## Your instructions
For the listing below, give the number of lines that include "JSON" and add nothing to it.

## Dataset records

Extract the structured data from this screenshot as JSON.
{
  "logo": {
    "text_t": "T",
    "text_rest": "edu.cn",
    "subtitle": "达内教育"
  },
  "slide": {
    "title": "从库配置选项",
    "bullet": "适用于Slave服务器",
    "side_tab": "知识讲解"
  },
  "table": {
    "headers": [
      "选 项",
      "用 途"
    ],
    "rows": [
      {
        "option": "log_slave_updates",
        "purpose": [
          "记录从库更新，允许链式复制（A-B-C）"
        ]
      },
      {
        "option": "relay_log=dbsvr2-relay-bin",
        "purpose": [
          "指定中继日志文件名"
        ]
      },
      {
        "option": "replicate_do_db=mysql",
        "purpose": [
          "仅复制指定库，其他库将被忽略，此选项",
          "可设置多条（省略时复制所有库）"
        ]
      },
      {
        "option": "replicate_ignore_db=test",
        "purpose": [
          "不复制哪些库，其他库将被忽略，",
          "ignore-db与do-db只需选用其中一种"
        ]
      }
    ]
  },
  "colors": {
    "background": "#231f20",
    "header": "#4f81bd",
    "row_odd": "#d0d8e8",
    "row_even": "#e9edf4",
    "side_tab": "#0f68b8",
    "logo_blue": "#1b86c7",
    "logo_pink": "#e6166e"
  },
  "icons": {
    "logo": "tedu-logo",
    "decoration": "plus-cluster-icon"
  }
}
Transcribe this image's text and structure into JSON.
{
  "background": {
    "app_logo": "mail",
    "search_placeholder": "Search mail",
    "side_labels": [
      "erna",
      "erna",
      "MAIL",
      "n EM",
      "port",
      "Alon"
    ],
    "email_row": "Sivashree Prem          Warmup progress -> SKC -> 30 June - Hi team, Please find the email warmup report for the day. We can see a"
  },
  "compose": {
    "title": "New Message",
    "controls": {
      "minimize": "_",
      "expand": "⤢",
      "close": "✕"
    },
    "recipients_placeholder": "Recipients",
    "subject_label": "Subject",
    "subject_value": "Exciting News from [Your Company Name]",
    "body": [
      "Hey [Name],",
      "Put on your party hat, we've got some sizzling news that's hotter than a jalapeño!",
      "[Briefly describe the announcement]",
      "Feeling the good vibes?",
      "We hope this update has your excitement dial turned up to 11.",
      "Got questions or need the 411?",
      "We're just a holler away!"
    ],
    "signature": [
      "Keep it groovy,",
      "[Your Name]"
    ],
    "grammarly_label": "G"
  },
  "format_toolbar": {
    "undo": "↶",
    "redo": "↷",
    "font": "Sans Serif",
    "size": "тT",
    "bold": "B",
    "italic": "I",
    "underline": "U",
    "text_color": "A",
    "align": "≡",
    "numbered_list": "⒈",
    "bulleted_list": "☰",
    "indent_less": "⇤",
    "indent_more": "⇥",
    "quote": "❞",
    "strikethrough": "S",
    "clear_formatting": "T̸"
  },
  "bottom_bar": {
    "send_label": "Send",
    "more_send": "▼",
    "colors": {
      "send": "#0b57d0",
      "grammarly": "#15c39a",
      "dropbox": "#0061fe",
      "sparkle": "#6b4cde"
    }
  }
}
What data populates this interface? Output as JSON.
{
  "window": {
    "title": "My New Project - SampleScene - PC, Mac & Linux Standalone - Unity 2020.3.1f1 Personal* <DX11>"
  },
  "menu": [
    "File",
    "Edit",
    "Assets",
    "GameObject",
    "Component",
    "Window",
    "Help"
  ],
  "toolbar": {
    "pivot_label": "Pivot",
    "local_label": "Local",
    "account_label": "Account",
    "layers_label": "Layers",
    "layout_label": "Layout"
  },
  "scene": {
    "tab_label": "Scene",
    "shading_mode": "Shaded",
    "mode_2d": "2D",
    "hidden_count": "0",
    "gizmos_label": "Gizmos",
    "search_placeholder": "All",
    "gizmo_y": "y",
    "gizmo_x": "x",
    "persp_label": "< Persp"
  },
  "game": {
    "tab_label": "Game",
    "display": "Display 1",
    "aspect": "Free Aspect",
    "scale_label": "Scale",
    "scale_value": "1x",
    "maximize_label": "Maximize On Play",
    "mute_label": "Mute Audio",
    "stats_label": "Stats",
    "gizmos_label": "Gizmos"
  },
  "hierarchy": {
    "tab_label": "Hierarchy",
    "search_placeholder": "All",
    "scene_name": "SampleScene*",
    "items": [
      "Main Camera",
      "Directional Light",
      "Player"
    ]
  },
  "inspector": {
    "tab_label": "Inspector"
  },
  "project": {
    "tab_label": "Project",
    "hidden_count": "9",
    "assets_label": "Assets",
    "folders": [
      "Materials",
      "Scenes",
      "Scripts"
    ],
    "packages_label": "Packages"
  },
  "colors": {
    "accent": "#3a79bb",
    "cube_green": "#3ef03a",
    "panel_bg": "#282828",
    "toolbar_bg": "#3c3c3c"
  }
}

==

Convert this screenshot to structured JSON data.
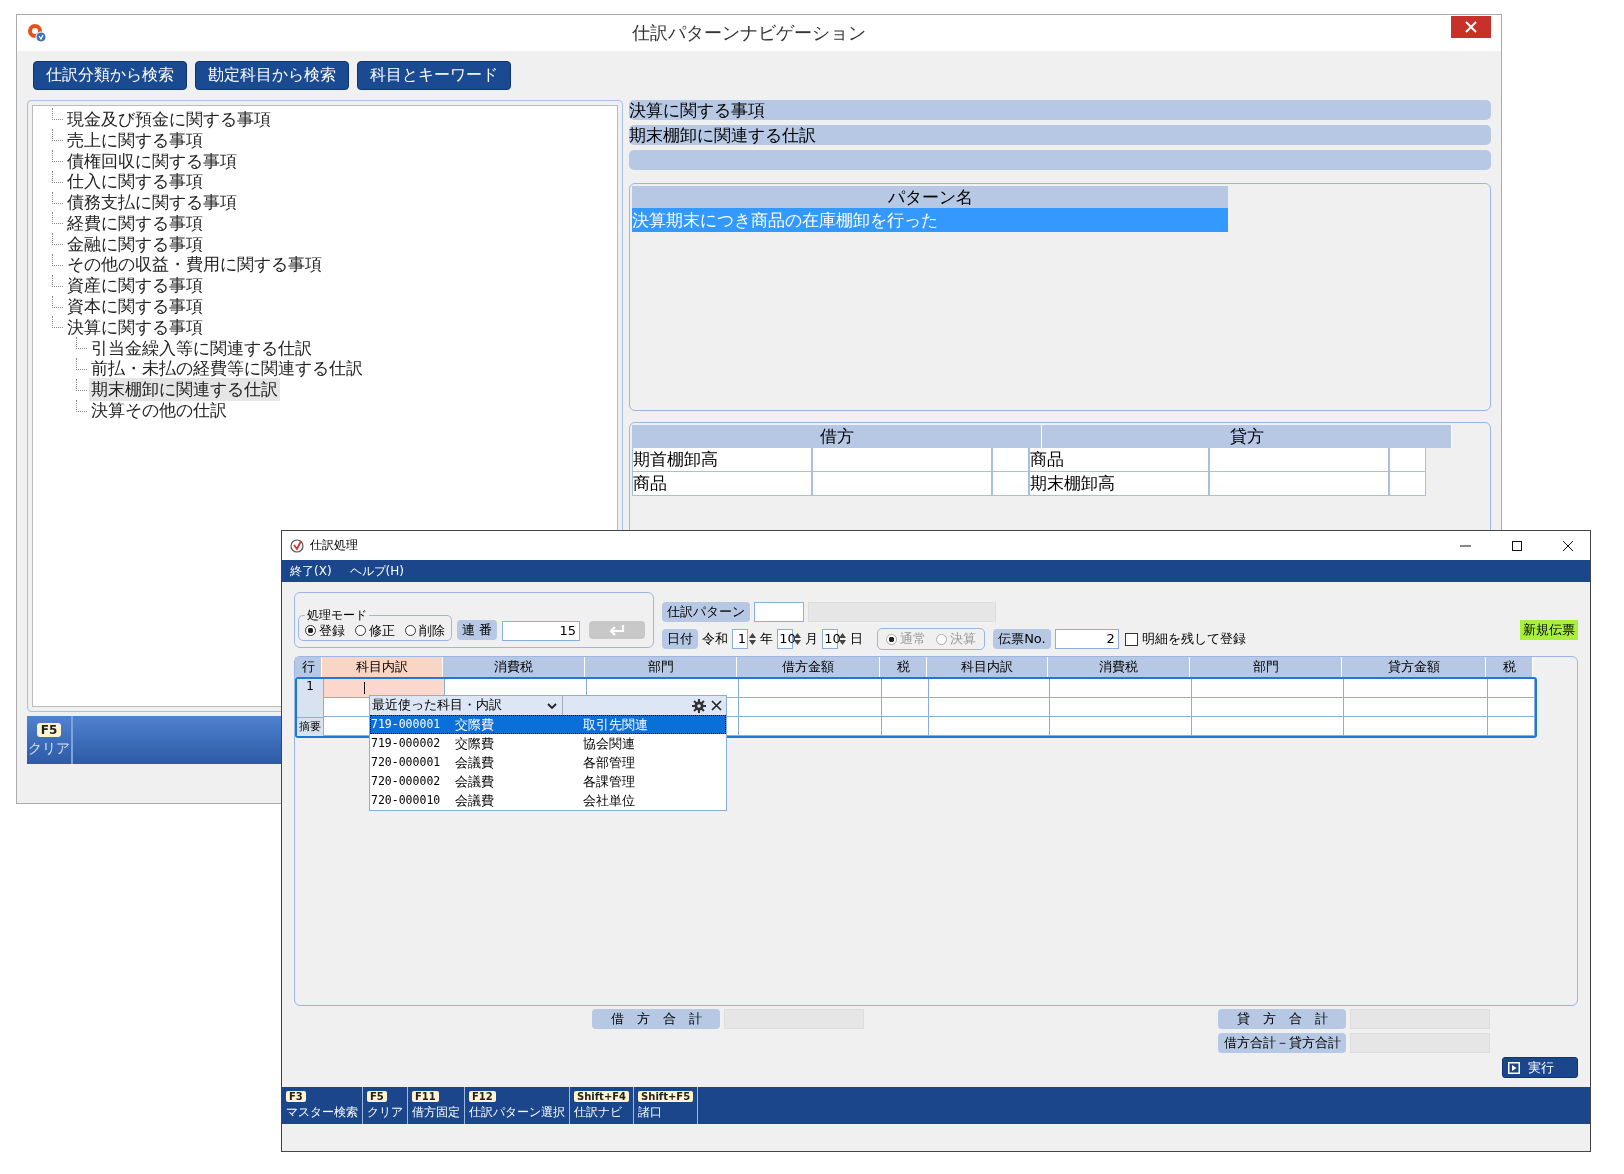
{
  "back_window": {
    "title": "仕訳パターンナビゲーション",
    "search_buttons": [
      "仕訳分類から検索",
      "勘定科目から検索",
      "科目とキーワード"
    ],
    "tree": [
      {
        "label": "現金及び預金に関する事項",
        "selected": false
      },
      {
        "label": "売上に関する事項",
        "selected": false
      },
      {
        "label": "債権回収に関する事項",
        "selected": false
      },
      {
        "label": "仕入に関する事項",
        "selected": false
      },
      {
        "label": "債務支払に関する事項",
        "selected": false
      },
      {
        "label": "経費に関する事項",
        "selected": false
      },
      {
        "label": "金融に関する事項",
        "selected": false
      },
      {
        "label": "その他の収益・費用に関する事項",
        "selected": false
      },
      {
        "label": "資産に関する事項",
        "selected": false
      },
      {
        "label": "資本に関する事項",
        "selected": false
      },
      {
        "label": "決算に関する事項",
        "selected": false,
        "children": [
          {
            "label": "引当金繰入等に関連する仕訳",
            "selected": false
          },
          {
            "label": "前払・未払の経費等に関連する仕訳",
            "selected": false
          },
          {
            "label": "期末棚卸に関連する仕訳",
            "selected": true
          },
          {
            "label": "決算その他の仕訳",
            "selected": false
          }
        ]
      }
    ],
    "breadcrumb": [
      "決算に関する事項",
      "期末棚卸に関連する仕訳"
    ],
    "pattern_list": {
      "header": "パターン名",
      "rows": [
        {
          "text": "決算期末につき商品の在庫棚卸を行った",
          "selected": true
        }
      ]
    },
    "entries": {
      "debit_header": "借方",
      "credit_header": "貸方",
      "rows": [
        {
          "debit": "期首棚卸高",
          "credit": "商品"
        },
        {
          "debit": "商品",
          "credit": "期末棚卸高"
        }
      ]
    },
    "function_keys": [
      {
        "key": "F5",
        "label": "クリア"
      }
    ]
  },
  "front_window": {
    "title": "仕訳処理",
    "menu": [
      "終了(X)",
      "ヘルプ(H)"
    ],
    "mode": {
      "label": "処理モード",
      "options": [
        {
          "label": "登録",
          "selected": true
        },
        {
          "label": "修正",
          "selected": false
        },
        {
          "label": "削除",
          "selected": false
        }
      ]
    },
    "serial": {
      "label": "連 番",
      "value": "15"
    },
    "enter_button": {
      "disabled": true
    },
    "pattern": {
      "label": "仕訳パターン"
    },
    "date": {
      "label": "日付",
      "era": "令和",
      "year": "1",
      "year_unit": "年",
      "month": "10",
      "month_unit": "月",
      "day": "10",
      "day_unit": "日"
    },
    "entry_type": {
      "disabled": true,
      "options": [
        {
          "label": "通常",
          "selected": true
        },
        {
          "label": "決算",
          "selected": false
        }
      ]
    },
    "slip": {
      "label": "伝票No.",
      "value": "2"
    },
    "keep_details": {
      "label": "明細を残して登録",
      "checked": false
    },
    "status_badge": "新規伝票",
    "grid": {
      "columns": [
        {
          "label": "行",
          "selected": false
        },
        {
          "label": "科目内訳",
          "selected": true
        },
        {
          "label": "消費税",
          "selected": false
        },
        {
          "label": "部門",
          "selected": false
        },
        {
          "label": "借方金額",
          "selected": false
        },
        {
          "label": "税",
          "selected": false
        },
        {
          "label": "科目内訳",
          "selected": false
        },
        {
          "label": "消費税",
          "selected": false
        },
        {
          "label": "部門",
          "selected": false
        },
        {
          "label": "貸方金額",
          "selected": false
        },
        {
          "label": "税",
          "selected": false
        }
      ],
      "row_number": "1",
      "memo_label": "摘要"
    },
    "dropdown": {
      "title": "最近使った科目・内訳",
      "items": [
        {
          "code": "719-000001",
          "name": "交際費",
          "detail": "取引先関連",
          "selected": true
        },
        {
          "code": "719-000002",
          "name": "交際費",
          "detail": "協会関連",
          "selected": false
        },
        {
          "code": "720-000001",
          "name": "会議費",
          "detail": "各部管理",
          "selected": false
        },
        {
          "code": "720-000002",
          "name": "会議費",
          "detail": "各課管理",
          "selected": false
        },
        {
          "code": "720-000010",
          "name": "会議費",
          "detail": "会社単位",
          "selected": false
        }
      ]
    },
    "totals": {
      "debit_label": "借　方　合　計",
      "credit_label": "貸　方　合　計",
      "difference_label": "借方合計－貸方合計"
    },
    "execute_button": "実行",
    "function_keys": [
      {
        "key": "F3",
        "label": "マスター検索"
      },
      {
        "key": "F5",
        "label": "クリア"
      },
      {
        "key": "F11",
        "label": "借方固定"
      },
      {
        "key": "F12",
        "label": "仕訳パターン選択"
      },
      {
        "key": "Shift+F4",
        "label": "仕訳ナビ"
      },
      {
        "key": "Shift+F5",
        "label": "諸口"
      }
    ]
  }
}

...

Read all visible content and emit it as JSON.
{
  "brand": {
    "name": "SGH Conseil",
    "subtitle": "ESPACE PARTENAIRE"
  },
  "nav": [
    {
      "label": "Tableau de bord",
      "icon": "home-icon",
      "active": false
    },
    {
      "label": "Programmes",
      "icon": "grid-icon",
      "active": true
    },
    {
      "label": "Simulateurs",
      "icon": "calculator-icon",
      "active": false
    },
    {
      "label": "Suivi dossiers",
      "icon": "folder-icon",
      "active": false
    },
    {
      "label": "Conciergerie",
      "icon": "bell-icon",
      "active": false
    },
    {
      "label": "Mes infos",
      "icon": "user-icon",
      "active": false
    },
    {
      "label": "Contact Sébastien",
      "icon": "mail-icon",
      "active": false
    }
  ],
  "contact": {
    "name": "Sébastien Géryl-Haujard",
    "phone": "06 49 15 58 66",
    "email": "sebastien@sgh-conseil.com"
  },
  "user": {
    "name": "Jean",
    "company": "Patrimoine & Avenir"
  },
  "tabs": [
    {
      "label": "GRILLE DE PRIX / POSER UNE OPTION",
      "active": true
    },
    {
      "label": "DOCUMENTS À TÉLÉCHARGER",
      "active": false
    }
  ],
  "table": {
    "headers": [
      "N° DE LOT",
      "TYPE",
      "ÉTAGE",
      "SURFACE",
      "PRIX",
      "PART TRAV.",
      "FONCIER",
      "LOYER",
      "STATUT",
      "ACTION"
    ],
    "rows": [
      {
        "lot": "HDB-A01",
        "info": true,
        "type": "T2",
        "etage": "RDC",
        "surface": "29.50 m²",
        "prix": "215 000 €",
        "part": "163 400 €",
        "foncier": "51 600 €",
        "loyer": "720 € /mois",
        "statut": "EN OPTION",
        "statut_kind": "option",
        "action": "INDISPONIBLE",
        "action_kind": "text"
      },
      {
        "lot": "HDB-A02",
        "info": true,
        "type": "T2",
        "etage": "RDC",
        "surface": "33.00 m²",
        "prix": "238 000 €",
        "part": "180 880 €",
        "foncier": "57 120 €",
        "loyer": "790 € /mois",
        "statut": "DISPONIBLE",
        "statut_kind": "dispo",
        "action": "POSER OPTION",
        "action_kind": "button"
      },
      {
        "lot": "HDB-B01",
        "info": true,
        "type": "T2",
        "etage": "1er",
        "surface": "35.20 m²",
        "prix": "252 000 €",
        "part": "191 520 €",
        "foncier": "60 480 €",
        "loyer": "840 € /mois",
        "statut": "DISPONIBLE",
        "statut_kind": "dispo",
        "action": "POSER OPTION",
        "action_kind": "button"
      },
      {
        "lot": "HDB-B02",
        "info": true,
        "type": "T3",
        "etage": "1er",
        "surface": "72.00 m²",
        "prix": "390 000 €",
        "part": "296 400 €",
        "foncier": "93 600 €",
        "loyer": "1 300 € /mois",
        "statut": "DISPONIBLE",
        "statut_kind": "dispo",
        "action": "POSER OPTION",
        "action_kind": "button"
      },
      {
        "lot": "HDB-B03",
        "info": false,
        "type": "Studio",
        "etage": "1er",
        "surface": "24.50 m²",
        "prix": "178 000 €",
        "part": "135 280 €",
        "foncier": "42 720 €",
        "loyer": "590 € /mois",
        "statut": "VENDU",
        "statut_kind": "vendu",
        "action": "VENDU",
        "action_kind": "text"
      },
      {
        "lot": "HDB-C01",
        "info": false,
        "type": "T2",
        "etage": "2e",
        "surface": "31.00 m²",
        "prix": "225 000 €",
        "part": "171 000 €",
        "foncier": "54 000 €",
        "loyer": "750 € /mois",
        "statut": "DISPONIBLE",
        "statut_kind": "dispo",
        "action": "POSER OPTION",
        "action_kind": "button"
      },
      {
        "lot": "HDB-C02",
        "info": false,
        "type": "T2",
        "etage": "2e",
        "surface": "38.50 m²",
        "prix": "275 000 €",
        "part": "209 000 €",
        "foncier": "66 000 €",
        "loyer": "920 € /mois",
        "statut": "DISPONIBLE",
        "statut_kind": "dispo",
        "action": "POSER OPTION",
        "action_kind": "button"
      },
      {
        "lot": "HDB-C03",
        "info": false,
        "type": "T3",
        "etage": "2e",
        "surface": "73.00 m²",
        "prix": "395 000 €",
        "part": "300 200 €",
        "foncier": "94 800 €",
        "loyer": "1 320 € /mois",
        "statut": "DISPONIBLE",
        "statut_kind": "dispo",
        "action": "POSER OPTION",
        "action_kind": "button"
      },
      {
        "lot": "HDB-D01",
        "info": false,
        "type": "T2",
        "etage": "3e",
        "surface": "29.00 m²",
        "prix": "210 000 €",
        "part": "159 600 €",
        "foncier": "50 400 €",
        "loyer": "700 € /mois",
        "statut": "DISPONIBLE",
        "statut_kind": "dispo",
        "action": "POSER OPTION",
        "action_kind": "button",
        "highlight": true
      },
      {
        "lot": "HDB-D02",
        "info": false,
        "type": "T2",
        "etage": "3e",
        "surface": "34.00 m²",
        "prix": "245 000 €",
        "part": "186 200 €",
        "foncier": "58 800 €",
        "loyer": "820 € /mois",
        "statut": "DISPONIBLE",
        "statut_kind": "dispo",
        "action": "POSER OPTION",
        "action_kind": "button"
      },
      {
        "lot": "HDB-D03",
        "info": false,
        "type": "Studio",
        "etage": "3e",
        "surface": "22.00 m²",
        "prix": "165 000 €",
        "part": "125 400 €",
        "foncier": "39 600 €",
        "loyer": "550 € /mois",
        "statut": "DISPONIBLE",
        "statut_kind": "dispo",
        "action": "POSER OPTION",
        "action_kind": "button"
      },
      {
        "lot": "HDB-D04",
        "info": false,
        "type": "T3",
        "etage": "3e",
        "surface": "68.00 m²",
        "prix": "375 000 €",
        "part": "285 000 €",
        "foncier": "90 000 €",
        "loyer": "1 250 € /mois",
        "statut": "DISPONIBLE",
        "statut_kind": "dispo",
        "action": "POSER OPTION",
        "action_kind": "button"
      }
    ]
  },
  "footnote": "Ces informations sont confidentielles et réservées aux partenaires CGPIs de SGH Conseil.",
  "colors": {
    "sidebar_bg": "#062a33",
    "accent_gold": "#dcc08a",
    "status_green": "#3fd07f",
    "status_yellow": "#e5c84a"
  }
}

## Task result
5